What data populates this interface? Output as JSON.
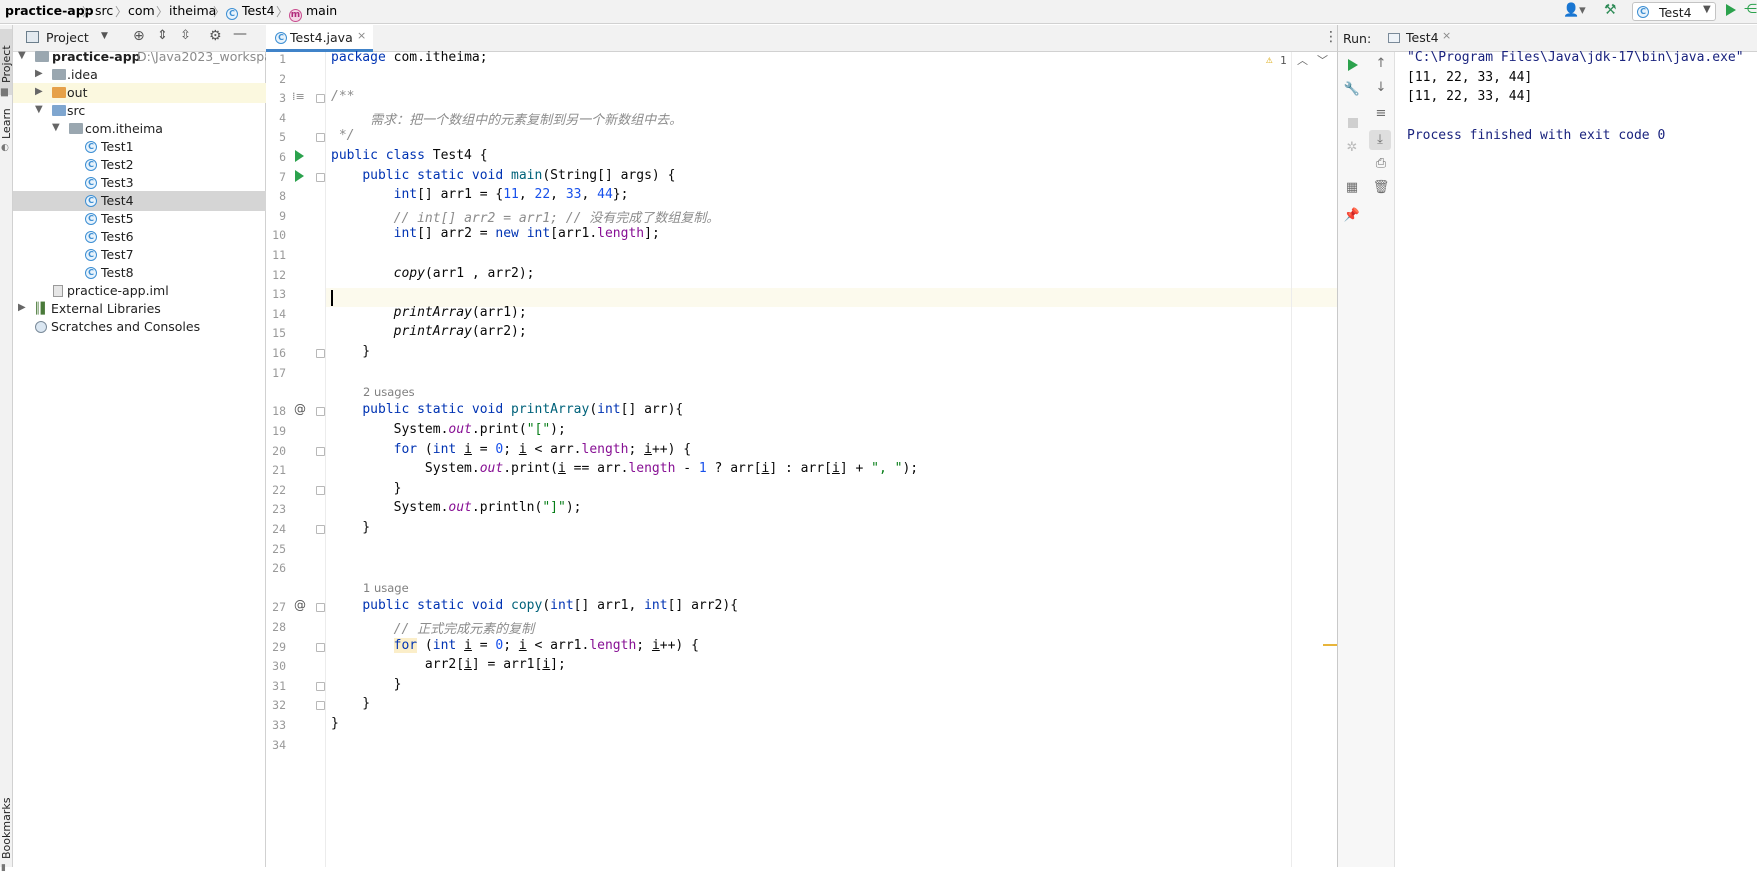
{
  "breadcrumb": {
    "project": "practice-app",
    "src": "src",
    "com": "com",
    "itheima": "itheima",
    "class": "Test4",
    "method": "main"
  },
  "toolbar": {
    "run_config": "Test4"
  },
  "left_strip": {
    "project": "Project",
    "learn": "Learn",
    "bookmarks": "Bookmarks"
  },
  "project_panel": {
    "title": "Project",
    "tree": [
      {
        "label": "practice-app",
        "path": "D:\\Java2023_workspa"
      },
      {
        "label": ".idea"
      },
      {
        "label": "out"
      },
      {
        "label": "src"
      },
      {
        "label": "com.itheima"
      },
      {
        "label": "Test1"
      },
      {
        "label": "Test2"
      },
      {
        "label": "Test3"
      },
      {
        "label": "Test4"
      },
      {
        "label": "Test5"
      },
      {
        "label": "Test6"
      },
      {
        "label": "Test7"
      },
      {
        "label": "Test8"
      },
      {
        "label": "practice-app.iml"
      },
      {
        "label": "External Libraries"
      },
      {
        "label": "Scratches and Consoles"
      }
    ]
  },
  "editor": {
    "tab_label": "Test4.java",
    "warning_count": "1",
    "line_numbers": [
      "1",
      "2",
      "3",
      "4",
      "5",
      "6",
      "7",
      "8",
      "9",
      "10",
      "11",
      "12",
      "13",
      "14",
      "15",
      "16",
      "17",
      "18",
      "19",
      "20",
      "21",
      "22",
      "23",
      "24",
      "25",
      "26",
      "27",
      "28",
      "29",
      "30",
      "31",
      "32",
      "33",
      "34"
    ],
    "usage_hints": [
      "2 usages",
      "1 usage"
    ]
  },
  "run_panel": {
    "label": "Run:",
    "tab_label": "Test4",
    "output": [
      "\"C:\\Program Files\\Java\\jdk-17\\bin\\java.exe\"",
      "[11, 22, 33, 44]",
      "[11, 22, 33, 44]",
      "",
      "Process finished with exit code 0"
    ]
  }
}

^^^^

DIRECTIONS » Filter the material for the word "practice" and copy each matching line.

TASK SOLUTION »
    "project": "practice-app",
        "label": "practice-app",
        "label": "practice-app.iml"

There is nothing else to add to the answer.